Taking more of a early-era college rock approach on this album just as they had presented to a certain extent on previous works like 1983's "Hootenanny" and 1984's "Let It Be", the band gives us a touching musical sensation of mature lyrical themes and a bit of private disillusionment from their usual perspective as funny and mischievous adolescents, rather than trying to maintain some sort of hipper-than-thou feel to it. Just like your typical Replacements album, "Don't Tell a Soul" opens on am appropriately-straightforward note with the first track "Talent Show". The song introduces us to the overall theme of the album with lyrics such as "In my waxed up hair and my painted shoes, got an offer that you might refuse","We ain't much to look at so close your eyes, here we go", and "It's too late to turn back, now here we go".
Next we move on to the second track, "Back To Back", which probably kicks off with one of the best Replacements guitar intros I've ever heard since "I Will Dare" or "Kick Your Door Down", but still is not nearly as aggressive or energetic as their previous anthems. Just like "Talent Show", "Back To Back" seems to maintain both a clear and refined quality of sound thanks to producer Matt Wallace and also has a good flow in the rhythm throughout the entire song. The third track, "We'll Inherit the Earth" breaks in with fresh and fast acoustic strumming as Paul Westerberg makes his way into the song with his line "Shocking how nothing shocks anymore". The song is probably my favorite off of the album. It just has some of the band's best lyrics. "We can't hold our tongues at the top of our lungs!" Come on that's just an ingeniously simple rhyme that'll make listeners kick themselves for not thinking of it before.

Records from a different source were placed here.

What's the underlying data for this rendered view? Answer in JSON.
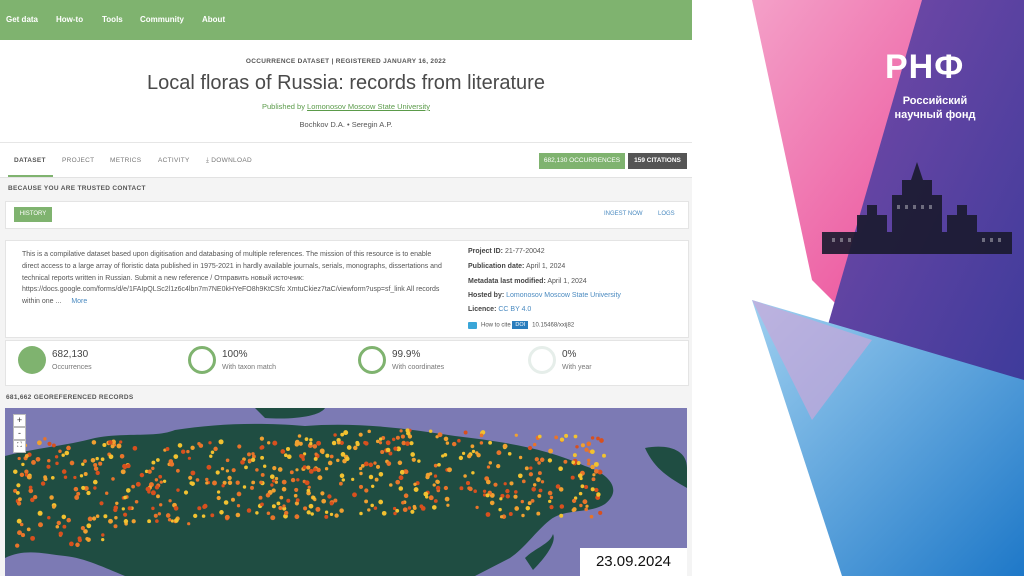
{
  "nav": {
    "items": [
      "Get data",
      "How-to",
      "Tools",
      "Community",
      "About"
    ]
  },
  "dataset": {
    "type_line": "OCCURRENCE DATASET  |  REGISTERED JANUARY 16, 2022",
    "title": "Local floras of Russia: records from literature",
    "published_by_prefix": "Published by ",
    "publisher": "Lomonosov Moscow State University",
    "authors": "Bochkov D.A. • Seregin A.P."
  },
  "tabs": [
    {
      "label": "DATASET"
    },
    {
      "label": "PROJECT"
    },
    {
      "label": "METRICS"
    },
    {
      "label": "ACTIVITY"
    },
    {
      "label": "⤓ DOWNLOAD"
    }
  ],
  "buttons": {
    "occurrences": "682,130 OCCURRENCES",
    "citations": "159 CITATIONS",
    "history": "HISTORY",
    "ingest_now": "INGEST NOW",
    "logs": "LOGS"
  },
  "trusted_notice": "BECAUSE YOU ARE TRUSTED CONTACT",
  "description": {
    "text": "This is a compilative dataset based upon digitisation and databasing of multiple references. The mission of this resource is to enable direct access to a large array of floristic data published in 1975-2021 in hardly available journals, serials, monographs, dissertations and technical reports written in Russian. Submit a new reference / Отправить новый источник: https://docs.google.com/forms/d/e/1FAIpQLSc2l1z6c4lbn7m7NE0kHYeFO8h9KtCSfc XmtuCkiez7taC/viewform?usp=sf_link All records within one ...",
    "more": "More"
  },
  "meta": {
    "project_label": "Project ID:",
    "project_value": "21-77-20042",
    "pubdate_label": "Publication date:",
    "pubdate_value": "April 1, 2024",
    "modified_label": "Metadata last modified:",
    "modified_value": "April 1, 2024",
    "hosted_label": "Hosted by:",
    "hosted_value": "Lomonosov Moscow State University",
    "licence_label": "Licence:",
    "licence_value": "CC BY 4.0",
    "howto_cite": "How to cite",
    "doi_badge": "DOI",
    "doi_value": "10.15468/xxij82"
  },
  "stats": [
    {
      "value": "682,130",
      "label": "Occurrences",
      "fraction": 1.0
    },
    {
      "value": "100%",
      "label": "With taxon match",
      "fraction": 1.0
    },
    {
      "value": "99.9%",
      "label": "With coordinates",
      "fraction": 0.999
    },
    {
      "value": "0%",
      "label": "With year",
      "fraction": 0.0
    }
  ],
  "map": {
    "header": "681,662 GEOREFERENCED RECORDS",
    "zoom_in": "+",
    "zoom_out": "-",
    "fullscreen": "⛶"
  },
  "date_stamp": "23.09.2024",
  "logo": {
    "name": "РНФ",
    "line1": "Российский",
    "line2": "научный фонд"
  },
  "colors": {
    "gbif_green": "#7fb36f",
    "ocean": "#7c7ab4",
    "land": "#1f4d42",
    "hex_orange": "#e8742a",
    "hex_yellow": "#f2c230",
    "rnf_magenta": "#e8338a",
    "rnf_blue": "#2d7fd0",
    "rnf_purple": "#5a4aa8"
  }
}
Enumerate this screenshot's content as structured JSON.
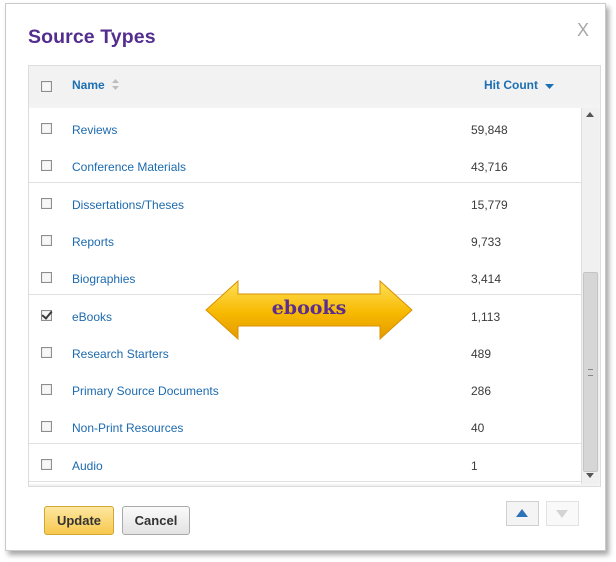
{
  "dialog": {
    "title": "Source Types",
    "close_label": "X"
  },
  "table": {
    "col_name": "Name",
    "col_hit": "Hit Count",
    "sort_name_icon": "sort-both-icon",
    "sort_hit_icon": "caret-down-icon",
    "rows": [
      {
        "name": "Reviews",
        "count": "59,848",
        "checked": false
      },
      {
        "name": "Conference Materials",
        "count": "43,716",
        "checked": false
      },
      {
        "name": "Dissertations/Theses",
        "count": "15,779",
        "checked": false
      },
      {
        "name": "Reports",
        "count": "9,733",
        "checked": false
      },
      {
        "name": "Biographies",
        "count": "3,414",
        "checked": false
      },
      {
        "name": "eBooks",
        "count": "1,113",
        "checked": true
      },
      {
        "name": "Research Starters",
        "count": "489",
        "checked": false
      },
      {
        "name": "Primary Source Documents",
        "count": "286",
        "checked": false
      },
      {
        "name": "Non-Print Resources",
        "count": "40",
        "checked": false
      },
      {
        "name": "Audio",
        "count": "1",
        "checked": false
      }
    ]
  },
  "buttons": {
    "update": "Update",
    "cancel": "Cancel"
  },
  "annotation": {
    "label": "ebooks",
    "arrow_color": "#f5b800",
    "label_color": "#5a2d8e"
  },
  "colors": {
    "title": "#532e8f",
    "link": "#1c6aaf",
    "update_button": "#f7c84e"
  }
}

With more traditional and humble rock tunes like "Achin' To Be", "They're Blind", and "I'll Be You", 1989's "Don't Tell a Soul" definitely could qualify as one of the earliest college rock albums standing with R.E.M.'s "Murmur" and several other albums of the 1980s. It is also the Mats' most lyrically-oriented album, but it does contain some catchy melodies here and there as well as some undeniably great rhythm to it. However, for your average rock listener today, it may come off as a tad dull or vapid seeing as its such an easy-going record in comparison to the Replacements' earlier works, but hey I say they should just grow some tolerance for more mature and relaxing music or else they won't know what they're missing.
After the eight track and first single released off of this album, "I'll Be You", we get a listen to the most as well as the only energetic track on this entire work, "I Won't". The song is just so exciting with the upbeat and heavy tempo with Westerberg singing "You want to send a letter or a note" and howling "I wo-wo-wo-wo-wo-won't" like some sort of Native American blues singer.
Unfortunately, not all albums can be perfect. Not even this particular Mats record. It closes on a rather boring note with the last two tracks "Rock n' Roll Ghost" and "Darlin' One", "Ghost" being the most dull out of the two in my opinion. Lyrically, they're not too shabby and I think they met up to the expectation of mature and wise lyrics that was established on this album, but musically the final two songs are just a bit listless. I know it seems a bit unreasonable to most people to just go and knock an album's musical merit or magnitude down just for the lack of quality in only one or two songs, but it's only an eleven track album here anyway and 2 out of 11 is a significant enough portion of an album to make such an overall judgement. Plus, with what we've heard from the "last best rock band of the 80s", we knew all along that they've done much better in concluding an album (i.e. "Answering Machine", "Can't Hardly Wait", "Treatment Bound", "Here Comes a Regular", etc.) However, I'd still listen to this over their final album "All Shook Down", which seems much more like the start of Westerberg's solo career than the absolute end of the Replacements saga in alternative music.